After talking about it for the past five years, we finally ran Montana’s Lionhead Mountain this past weekend. The Lionhead roadless area is an incredibly wild place only 15 miles west of the western entrance of Yellowstone National Park, but with zero the crowds and all the grizzlies!
Fritz’s family has a cabin on Hebgen Lake and the Lionhead straddles the Idaho/Montana border making up the Continental Divide just southwest of the lake. Every time we drive to the cabin I gaze up at the Lionhead ridge and sigh, “I want to go up there.”
Scouring the Internets and an old USGS quad map it looked like the best way to the top of Lionhead Peak was to follow the 4WD road from highway 20 at the Montana/Idaho border, connect with the Continental Divide Trail for a few miles before bushwhacking to the top of the ridge and following the ridge all the way to the top of Lionhead mountain. As it turns out, there is the most beautiful single track trail all the way to the peak that doesn’t appear on any of our maps.

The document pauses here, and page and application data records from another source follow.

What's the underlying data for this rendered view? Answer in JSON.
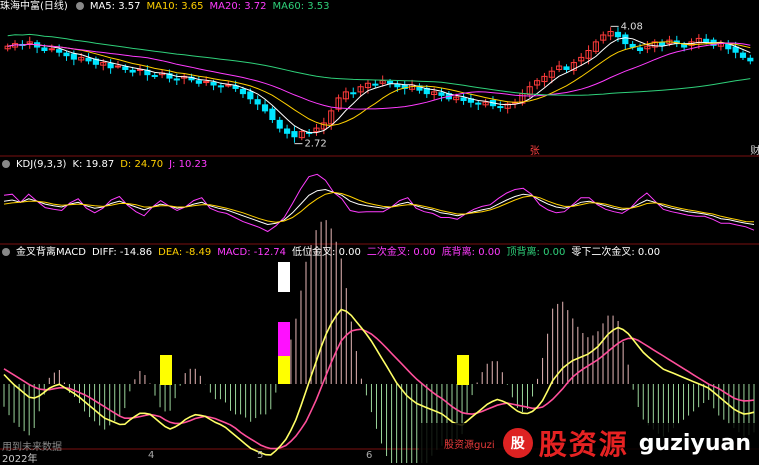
{
  "panel1": {
    "title": "珠海中富(日线)",
    "ma5_label": "MA5: 3.57",
    "ma10_label": "MA10: 3.65",
    "ma20_label": "MA20: 3.72",
    "ma60_label": "MA60: 3.53",
    "high_label": "4.08",
    "low_label": "2.72",
    "mark_zhang": "张",
    "mark_cai": "财",
    "colors": {
      "ma5": "#ffffff",
      "ma10": "#ffd000",
      "ma20": "#ff3cff",
      "ma60": "#2fd07a",
      "up": "#ff3b3b",
      "down": "#00e5ff"
    }
  },
  "panel2": {
    "title": "KDJ(9,3,3)",
    "k_label": "K: 19.87",
    "d_label": "D: 24.70",
    "j_label": "J: 10.23",
    "colors": {
      "k": "#ffffff",
      "d": "#ffd000",
      "j": "#ff3cff"
    }
  },
  "panel3": {
    "title": "金叉背离MACD",
    "diff_label": "DIFF: -14.86",
    "dea_label": "DEA: -8.49",
    "macd_label": "MACD: -12.74",
    "low_cross": "低位金叉: 0.00",
    "second_cross": "二次金叉: 0.00",
    "bottom_div": "底背离: 0.00",
    "top_div": "顶背离: 0.00",
    "zero_cross": "零下二次金叉: 0.00",
    "footer_left": "用到未来数据",
    "colors": {
      "diff": "#ffff66",
      "dea": "#ff4f9a",
      "bar_pos": "#e8b8b8",
      "bar_neg": "#9bd59b"
    }
  },
  "axis": {
    "year_label": "2022年",
    "months": [
      "4",
      "5",
      "6"
    ]
  },
  "watermark": {
    "small": "股资源guzi",
    "seal": "股",
    "big": "股资源",
    "en": "guziyuan"
  },
  "chart_data": [
    {
      "type": "candlestick",
      "title": "珠海中富(日线)",
      "series": [
        {
          "name": "MA5",
          "value": 3.57
        },
        {
          "name": "MA10",
          "value": 3.65
        },
        {
          "name": "MA20",
          "value": 3.72
        },
        {
          "name": "MA60",
          "value": 3.53
        }
      ],
      "annotations": [
        {
          "label": "4.08",
          "value": 4.08
        },
        {
          "label": "2.72",
          "value": 2.72
        }
      ],
      "ylim": [
        2.6,
        4.2
      ],
      "close": [
        3.85,
        3.88,
        3.86,
        3.9,
        3.84,
        3.8,
        3.82,
        3.78,
        3.74,
        3.7,
        3.72,
        3.68,
        3.64,
        3.66,
        3.6,
        3.62,
        3.58,
        3.55,
        3.58,
        3.52,
        3.5,
        3.54,
        3.48,
        3.46,
        3.5,
        3.46,
        3.42,
        3.44,
        3.4,
        3.38,
        3.4,
        3.36,
        3.3,
        3.24,
        3.18,
        3.1,
        3.0,
        2.9,
        2.84,
        2.8,
        2.86,
        2.84,
        2.9,
        2.96,
        3.1,
        3.25,
        3.32,
        3.3,
        3.38,
        3.42,
        3.4,
        3.45,
        3.42,
        3.38,
        3.36,
        3.4,
        3.34,
        3.3,
        3.32,
        3.28,
        3.24,
        3.26,
        3.22,
        3.2,
        3.18,
        3.2,
        3.16,
        3.14,
        3.18,
        3.2,
        3.3,
        3.38,
        3.45,
        3.5,
        3.56,
        3.62,
        3.58,
        3.66,
        3.72,
        3.8,
        3.9,
        3.98,
        4.02,
        3.96,
        3.88,
        3.84,
        3.8,
        3.85,
        3.9,
        3.86,
        3.92,
        3.88,
        3.84,
        3.9,
        3.94,
        3.9,
        3.86,
        3.88,
        3.82,
        3.78,
        3.72,
        3.68
      ]
    },
    {
      "type": "line",
      "title": "KDJ(9,3,3)",
      "series": [
        {
          "name": "K",
          "last": 19.87
        },
        {
          "name": "D",
          "last": 24.7
        },
        {
          "name": "J",
          "last": 10.23
        }
      ],
      "k": [
        60,
        62,
        58,
        64,
        60,
        55,
        52,
        50,
        55,
        58,
        52,
        48,
        50,
        56,
        60,
        55,
        50,
        45,
        50,
        55,
        52,
        48,
        50,
        55,
        58,
        52,
        48,
        45,
        40,
        35,
        30,
        25,
        20,
        22,
        28,
        40,
        55,
        70,
        78,
        80,
        75,
        70,
        60,
        55,
        52,
        50,
        48,
        50,
        55,
        58,
        52,
        48,
        45,
        40,
        38,
        35,
        38,
        42,
        45,
        48,
        55,
        62,
        68,
        72,
        70,
        62,
        55,
        50,
        48,
        52,
        58,
        60,
        56,
        52,
        48,
        45,
        48,
        55,
        62,
        58,
        52,
        48,
        45,
        42,
        40,
        38,
        35,
        30,
        28,
        25,
        22,
        20
      ],
      "d": [
        55,
        57,
        58,
        60,
        60,
        58,
        55,
        53,
        54,
        55,
        54,
        52,
        51,
        53,
        56,
        56,
        54,
        50,
        50,
        52,
        52,
        50,
        50,
        52,
        54,
        54,
        51,
        48,
        44,
        40,
        35,
        30,
        26,
        24,
        26,
        32,
        42,
        54,
        64,
        72,
        75,
        73,
        68,
        62,
        57,
        54,
        51,
        50,
        52,
        54,
        54,
        51,
        48,
        44,
        41,
        38,
        38,
        40,
        42,
        45,
        50,
        56,
        62,
        67,
        69,
        66,
        60,
        55,
        51,
        51,
        54,
        57,
        57,
        55,
        51,
        48,
        48,
        51,
        56,
        57,
        55,
        51,
        48,
        45,
        43,
        40,
        38,
        34,
        31,
        28,
        25,
        24.7
      ],
      "j": [
        70,
        72,
        58,
        72,
        60,
        49,
        46,
        44,
        57,
        64,
        48,
        40,
        48,
        62,
        68,
        53,
        42,
        35,
        50,
        61,
        52,
        44,
        50,
        61,
        66,
        48,
        42,
        39,
        32,
        25,
        20,
        15,
        8,
        18,
        32,
        56,
        81,
        102,
        106,
        96,
        75,
        64,
        44,
        41,
        42,
        42,
        42,
        50,
        61,
        66,
        48,
        42,
        39,
        32,
        32,
        29,
        38,
        46,
        51,
        54,
        65,
        74,
        80,
        82,
        72,
        54,
        45,
        40,
        42,
        54,
        66,
        66,
        54,
        46,
        42,
        39,
        48,
        63,
        74,
        60,
        46,
        42,
        39,
        36,
        34,
        34,
        29,
        22,
        22,
        19,
        16,
        10.23
      ]
    },
    {
      "type": "bar",
      "title": "金叉背离MACD",
      "series": [
        {
          "name": "DIFF",
          "last": -14.86
        },
        {
          "name": "DEA",
          "last": -8.49
        },
        {
          "name": "MACD",
          "last": -12.74
        }
      ],
      "diff": [
        5,
        0,
        -4,
        -8,
        -6,
        -2,
        0,
        -3,
        -6,
        -10,
        -14,
        -18,
        -20,
        -22,
        -18,
        -15,
        -16,
        -20,
        -24,
        -22,
        -18,
        -16,
        -17,
        -20,
        -22,
        -26,
        -30,
        -34,
        -36,
        -38,
        -34,
        -28,
        -18,
        -4,
        10,
        24,
        34,
        40,
        36,
        30,
        24,
        16,
        8,
        0,
        -6,
        -10,
        -12,
        -14,
        -16,
        -20,
        -22,
        -18,
        -14,
        -10,
        -8,
        -10,
        -14,
        -16,
        -14,
        -8,
        2,
        8,
        12,
        14,
        16,
        20,
        26,
        30,
        28,
        22,
        16,
        12,
        8,
        6,
        4,
        2,
        0,
        -2,
        -6,
        -10,
        -14,
        -16,
        -14.86
      ],
      "dea": [
        8,
        5,
        2,
        -1,
        -3,
        -3,
        -2,
        -2,
        -4,
        -6,
        -9,
        -12,
        -15,
        -18,
        -18,
        -17,
        -16,
        -17,
        -20,
        -21,
        -20,
        -18,
        -17,
        -18,
        -20,
        -22,
        -26,
        -29,
        -32,
        -34,
        -34,
        -32,
        -27,
        -20,
        -10,
        2,
        14,
        24,
        28,
        29,
        27,
        23,
        18,
        13,
        8,
        3,
        -1,
        -5,
        -8,
        -12,
        -15,
        -16,
        -15,
        -13,
        -11,
        -10,
        -11,
        -12,
        -13,
        -12,
        -8,
        -3,
        3,
        7,
        10,
        13,
        17,
        21,
        24,
        24,
        21,
        18,
        15,
        12,
        9,
        6,
        3,
        0,
        -2,
        -5,
        -8,
        -9,
        -8.49
      ],
      "special_bars": [
        {
          "name": "低位金叉",
          "color": "white"
        },
        {
          "name": "二次金叉",
          "color": "magenta"
        },
        {
          "name": "底背离",
          "color": "yellow"
        }
      ]
    }
  ]
}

With bear spray and several clanging bear bells, Aussie Roo, Fritz, and I headed out under entirely smoke filled skies. The trail was mostly runnable with only a few short sections of scree averaging anywhere from 200-600 feet per mile gain. The only wildlife we spied was one lone elk, but if I was a grizzly, I would totally hide out here.
On top of the ridge we spotted a jar placed in a tree containing an emergency poncho (how nice!) and a log of sorts with very few visitors documented this year. We did run into a backpacker on the ridge and one mountain biker so we weren’t the only ones out there on this day.

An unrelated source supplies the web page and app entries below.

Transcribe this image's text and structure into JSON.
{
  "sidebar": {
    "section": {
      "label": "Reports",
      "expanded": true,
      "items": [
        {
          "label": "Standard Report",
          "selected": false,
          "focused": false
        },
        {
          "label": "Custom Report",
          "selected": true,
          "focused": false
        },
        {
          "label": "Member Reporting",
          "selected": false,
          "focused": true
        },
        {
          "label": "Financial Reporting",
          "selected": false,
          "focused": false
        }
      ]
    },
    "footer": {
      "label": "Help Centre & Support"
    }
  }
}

All in all the out and back from Highway 20 was about 13 miles with just over 3,000 feet of elevation gain. Sadly the smoke obscured almost all of our views, but this run would be jaw-droppingly beautiful on a clear day with views stretching into Yellowstone National Park and up to Big Sky I would guess not to mention all of Hebgen Lake.